With pictures removed, print the listing exactly.

#### Extracted information

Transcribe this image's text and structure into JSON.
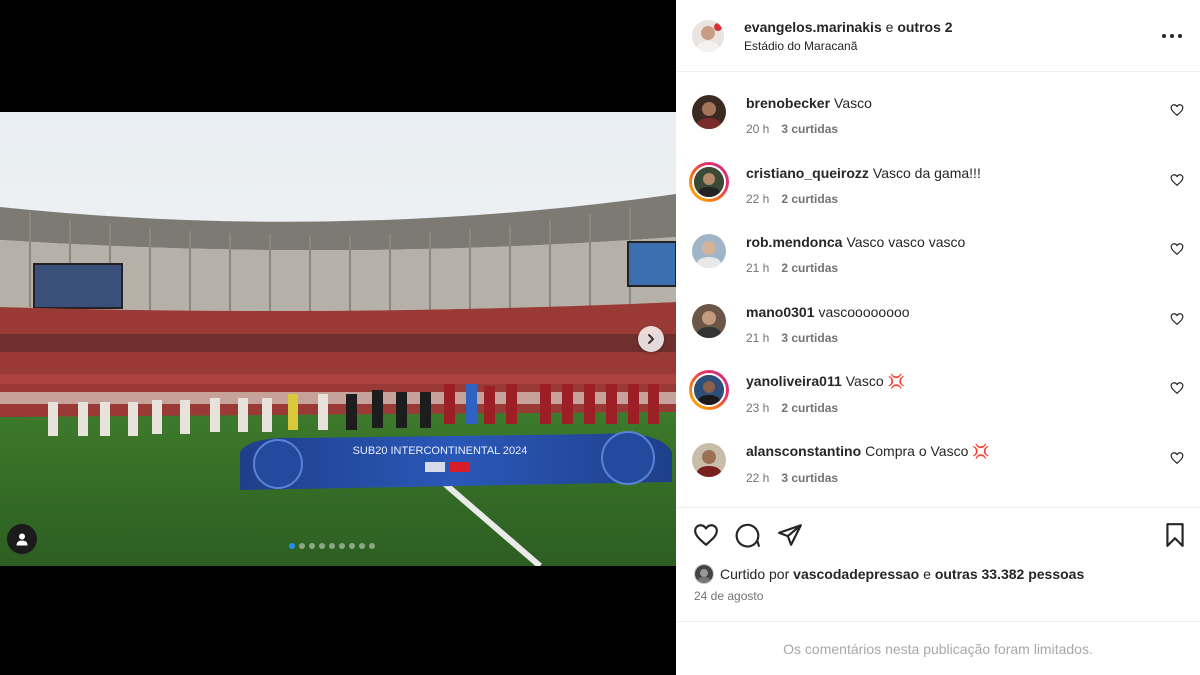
{
  "post": {
    "author": "evangelos.marinakis",
    "joiner": "e",
    "coauthors": "outros 2",
    "location": "Estádio do Maracanã"
  },
  "media": {
    "banner_text": "SUB20 INTERCONTINENTAL 2024",
    "carousel_count": 9,
    "carousel_active_index": 0
  },
  "comments": [
    {
      "user": "brenobecker",
      "text": "Vasco",
      "time": "20 h",
      "likes": "3 curtidas",
      "story_ring": false,
      "avatar_color": "#5a3a2c"
    },
    {
      "user": "cristiano_queirozz",
      "text": "Vasco da gama!!!",
      "time": "22 h",
      "likes": "2 curtidas",
      "story_ring": true,
      "avatar_color": "#3b4a36"
    },
    {
      "user": "rob.mendonca",
      "text": "Vasco vasco vasco",
      "time": "21 h",
      "likes": "2 curtidas",
      "story_ring": false,
      "avatar_color": "#6f8aa0"
    },
    {
      "user": "mano0301",
      "text": "vascoooooooo",
      "time": "21 h",
      "likes": "3 curtidas",
      "story_ring": false,
      "avatar_color": "#8a6d5a"
    },
    {
      "user": "yanoliveira011",
      "text": "Vasco 💢",
      "time": "23 h",
      "likes": "2 curtidas",
      "story_ring": true,
      "avatar_color": "#2d4f7a"
    },
    {
      "user": "alansconstantino",
      "text": "Compra o Vasco 💢",
      "time": "22 h",
      "likes": "3 curtidas",
      "story_ring": false,
      "avatar_color": "#7a5e3a"
    }
  ],
  "actions": {
    "liked_prefix": "Curtido por",
    "liked_user": "vascodadepressao",
    "liked_joiner": "e",
    "liked_others": "outras 33.382 pessoas",
    "date": "24 de agosto",
    "limited_notice": "Os comentários nesta publicação foram limitados."
  },
  "colors": {
    "accent": "#1e90ff",
    "text": "#262626",
    "muted": "#737373",
    "notice": "#a8a8a8"
  },
  "icons": [
    "more-options-icon",
    "heart-icon",
    "comment-icon",
    "share-icon",
    "bookmark-icon",
    "chevron-right-icon",
    "user-tag-icon"
  ]
}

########

▶ _Result_:
Transcribe this image's text and structure into JSON.
{
  "post": {
    "author": "evangelos.marinakis",
    "joiner": "e",
    "coauthors": "outros 2",
    "location": "Estádio do Maracanã"
  },
  "media": {
    "banner_text": "SUB20 INTERCONTINENTAL 2024",
    "carousel_count": 9,
    "carousel_active_index": 0
  },
  "comments": [
    {
      "user": "brenobecker",
      "text": "Vasco",
      "time": "20 h",
      "likes": "3 curtidas",
      "story_ring": false,
      "avatar_color": "#5a3a2c"
    },
    {
      "user": "cristiano_queirozz",
      "text": "Vasco da gama!!!",
      "time": "22 h",
      "likes": "2 curtidas",
      "story_ring": true,
      "avatar_color": "#3b4a36"
    },
    {
      "user": "rob.mendonca",
      "text": "Vasco vasco vasco",
      "time": "21 h",
      "likes": "2 curtidas",
      "story_ring": false,
      "avatar_color": "#6f8aa0"
    },
    {
      "user": "mano0301",
      "text": "vascoooooooo",
      "time": "21 h",
      "likes": "3 curtidas",
      "story_ring": false,
      "avatar_color": "#8a6d5a"
    },
    {
      "user": "yanoliveira011",
      "text": "Vasco 💢",
      "time": "23 h",
      "likes": "2 curtidas",
      "story_ring": true,
      "avatar_color": "#2d4f7a"
    },
    {
      "user": "alansconstantino",
      "text": "Compra o Vasco 💢",
      "time": "22 h",
      "likes": "3 curtidas",
      "story_ring": false,
      "avatar_color": "#7a5e3a"
    }
  ],
  "actions": {
    "liked_prefix": "Curtido por",
    "liked_user": "vascodadepressao",
    "liked_joiner": "e",
    "liked_others": "outras 33.382 pessoas",
    "date": "24 de agosto",
    "limited_notice": "Os comentários nesta publicação foram limitados."
  },
  "colors": {
    "accent": "#1e90ff",
    "text": "#262626",
    "muted": "#737373",
    "notice": "#a8a8a8"
  },
  "icons": [
    "more-options-icon",
    "heart-icon",
    "comment-icon",
    "share-icon",
    "bookmark-icon",
    "chevron-right-icon",
    "user-tag-icon"
  ]
}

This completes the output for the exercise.